[ Footnote 15 ] In In re Air Crash Disaster at Warsaw, Poland, on March 14, 1980, 705 F.2d 85, 90 (CA2), cert. denied sub nom. Polskie Linie Lotnicze v. Robles, 464 U.S. 845 (1983), the Court of Appeals' analysis to the contrary was based in large part on the fact that "[w]ithdrawal of the Denunciation [by the United States of the Warsaw Convention] and the CAB's acceptance of the Montreal Agreement indicates a judgment by at least the executive branch that 10-point type was necessary to provide sufficient notice . . . ." 705 F.2d, at 90. While we surely owe considerable deference to the views of the Executive Branch concerning the meaning of an international treaty, Sumitomo Shoji America, Inc. v. Avagliano, 457 U.S. 176, 184 -185 (1982), I do not understand the United States' acceptance of the Montreal Agreement to have been based on its legal opinion on the type size the Warsaw Convention required. Rather, the Government's actions in connection with the Montreal Conference were based on political goals concerning desirable modifications of the existing conditions of international air travel by American passengers. See Lowenfeld & Mendelsohn, 80 Harv. L. Rev., at 546-596. Such circumstances do not call for particular deference to the position taken by the Executive Branch.

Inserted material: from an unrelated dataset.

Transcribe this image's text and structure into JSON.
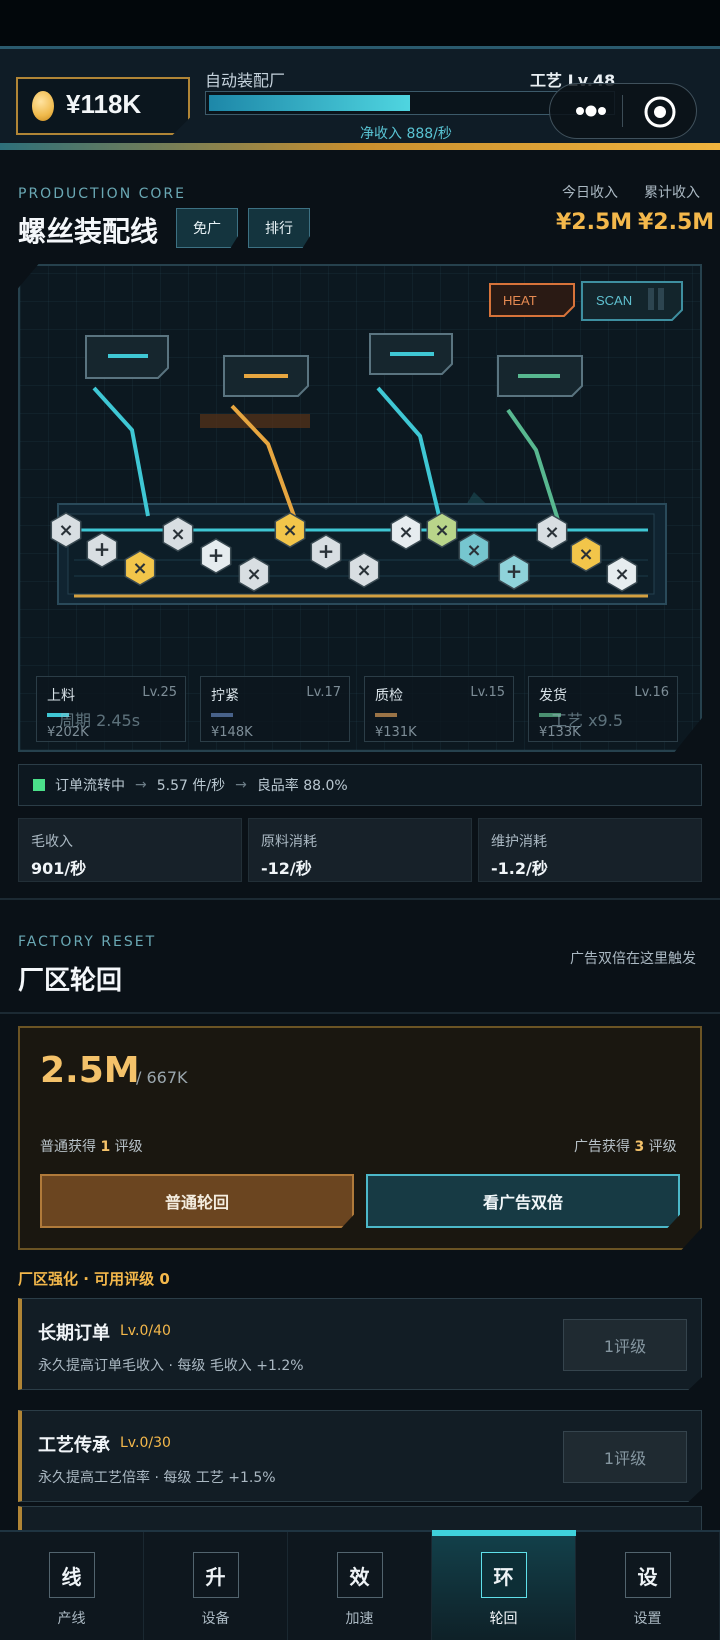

[ Footnote 16 ] Contrary to the Court's belief, ante, at 134-135, n. 5, I do not assume that an adequate notice requirement exists because courts in this country have generally so held. I take note of those holdings and of the argument advanced by petitioners. I then accept the argument that some minimal [490 U.S. 122, 152] level of adequacy is required, but I have no difficulty in determining that the notice given here was adequate. I express no opinion on the adequacy of notice in 6-point type, because that is not the case before us. [490 U.S. 122, 153]